John Ennis was born in Westmeath in 1944. A winner of the Listowel Open Poetry Competition eleven times, he won the Patrick Kavanagh Award in 1975, and the Irish American Cultural Institute Award in 1996. He is head of School of Humanities at Waterford Institute of Technology, and lives in Waterford.
It seems to me that poets might assemble a body of work in two ways, the first casually, with serendipity, so that a poem today may be prompted by a wheelbarrow, next week by a quote from Plato, by television footage of Afganistan the month after that. They have no plan and poetry, as Keats puts it, comes as naturally as leaves to a tree. The second way is that poets plan, or as Yeats said they “seek a theme”. Of course Ennis responds to the contingent, to the music of what happens, but what marks his work out is the depth and range of the themes he has chosen to tackle.

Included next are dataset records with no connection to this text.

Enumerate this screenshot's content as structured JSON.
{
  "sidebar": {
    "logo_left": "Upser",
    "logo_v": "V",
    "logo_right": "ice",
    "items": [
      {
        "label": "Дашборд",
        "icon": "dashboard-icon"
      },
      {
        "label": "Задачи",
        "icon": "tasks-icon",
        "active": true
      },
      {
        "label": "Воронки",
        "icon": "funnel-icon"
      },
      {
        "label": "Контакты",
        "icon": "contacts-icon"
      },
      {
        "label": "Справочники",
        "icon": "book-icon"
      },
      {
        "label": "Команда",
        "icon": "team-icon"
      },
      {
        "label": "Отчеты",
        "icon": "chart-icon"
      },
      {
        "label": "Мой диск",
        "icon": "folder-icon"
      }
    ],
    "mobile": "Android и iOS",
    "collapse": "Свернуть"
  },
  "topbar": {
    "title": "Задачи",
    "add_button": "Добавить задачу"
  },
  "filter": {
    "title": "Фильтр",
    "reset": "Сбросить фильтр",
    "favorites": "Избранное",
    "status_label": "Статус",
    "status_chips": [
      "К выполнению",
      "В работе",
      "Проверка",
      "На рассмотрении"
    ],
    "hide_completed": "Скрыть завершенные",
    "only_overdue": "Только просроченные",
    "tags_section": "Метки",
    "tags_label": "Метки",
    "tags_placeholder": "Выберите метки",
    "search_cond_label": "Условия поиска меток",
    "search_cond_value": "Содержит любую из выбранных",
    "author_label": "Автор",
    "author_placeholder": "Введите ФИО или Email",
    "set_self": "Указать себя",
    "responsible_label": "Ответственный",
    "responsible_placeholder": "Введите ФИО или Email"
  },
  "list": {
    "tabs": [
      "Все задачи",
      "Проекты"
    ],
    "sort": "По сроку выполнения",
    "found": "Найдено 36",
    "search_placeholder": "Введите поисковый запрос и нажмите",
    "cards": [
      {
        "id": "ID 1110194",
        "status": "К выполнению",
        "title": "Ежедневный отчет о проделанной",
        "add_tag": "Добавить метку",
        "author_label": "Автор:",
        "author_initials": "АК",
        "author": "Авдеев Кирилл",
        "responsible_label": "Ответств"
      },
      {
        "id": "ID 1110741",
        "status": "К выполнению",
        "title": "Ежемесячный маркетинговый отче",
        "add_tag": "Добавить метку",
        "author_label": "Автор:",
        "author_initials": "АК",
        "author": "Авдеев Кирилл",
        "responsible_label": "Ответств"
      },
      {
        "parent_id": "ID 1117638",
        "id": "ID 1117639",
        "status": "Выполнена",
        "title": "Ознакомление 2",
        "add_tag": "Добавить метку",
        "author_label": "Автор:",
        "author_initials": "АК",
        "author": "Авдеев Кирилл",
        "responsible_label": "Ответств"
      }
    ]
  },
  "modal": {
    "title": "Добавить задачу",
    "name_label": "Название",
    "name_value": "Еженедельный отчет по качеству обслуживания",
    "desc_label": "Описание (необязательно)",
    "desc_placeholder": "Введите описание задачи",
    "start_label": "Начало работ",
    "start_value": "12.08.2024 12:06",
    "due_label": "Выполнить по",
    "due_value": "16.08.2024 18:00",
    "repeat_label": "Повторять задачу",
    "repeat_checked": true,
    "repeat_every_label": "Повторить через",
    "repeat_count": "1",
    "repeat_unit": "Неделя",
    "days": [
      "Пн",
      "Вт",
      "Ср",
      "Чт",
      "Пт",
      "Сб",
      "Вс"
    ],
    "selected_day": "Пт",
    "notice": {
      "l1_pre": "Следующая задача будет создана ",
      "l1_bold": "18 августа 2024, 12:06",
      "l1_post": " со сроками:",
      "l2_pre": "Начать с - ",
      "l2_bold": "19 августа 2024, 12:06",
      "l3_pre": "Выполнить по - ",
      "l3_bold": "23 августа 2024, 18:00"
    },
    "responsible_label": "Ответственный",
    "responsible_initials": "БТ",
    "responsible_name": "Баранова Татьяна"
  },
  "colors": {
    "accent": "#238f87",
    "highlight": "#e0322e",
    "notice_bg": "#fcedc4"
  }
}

Ennis’s work is also marked by the significance of family elegy, the intense and sympathetic observation of nature, homage to guiding poetic influences and the resonance of biblical analogy; all animating the “prolific tapestry” of his output. To that must be added his inventive interpretation of Greek, Gaelic, Hebrew and even Egyptian myth.
These meditations and visions, narratives themselves, become extensions of mythic force, not mere accommodation or exploitation of what Philip Larkin called “the myth kitty”, as if they were old coins to be polished. What Ennis gives us is newly minted. In particular I am thinking of the vigorous ‘Letter to Connla’, ‘Aengus on Aran’ (not on this site) and the earlier, discursive verse-novella cum Irish road-movie-poem The Burren Days Ennis may be a scholar but his poems reek of earth and blood rather than dusty shelves. Of course there is great gentleness here too, captured in clear lyrical tones. He has made his own rich statement. To return to Yeats: he has not sought his themes in vain.
Night on Hibernia, The Gallery Press, Dublin [now Oldcastle, Co Meath] 1976
Dolmen Hill, The Gallery Press, Dublin,1977
A Drink of Spring, The Gallery Press, Dublin, 1979
The Burren Days, The Gallery Press, Dublin,1985
Arboretum The Dedalus Press, Dublin, 1990
In a Greener Shade, The Dedalus Press, Dublin, 1991
Down in the Deeper Helicon, The Dedalus Press, Dublin,1994
Telling the Bees, The Dedalus Press, Dublin,1995
Selected Poems, The Dedalus Press, Dublin,1996
Tráithníní, The Dedalus Press, Dublin, 2000
Near St Mullins, The Dedalus Press, Dublin, 2002.
Gallery Press page on John Ennis
Biographical note on Munster Literature Centre site
Dedalus Press page on John Ennis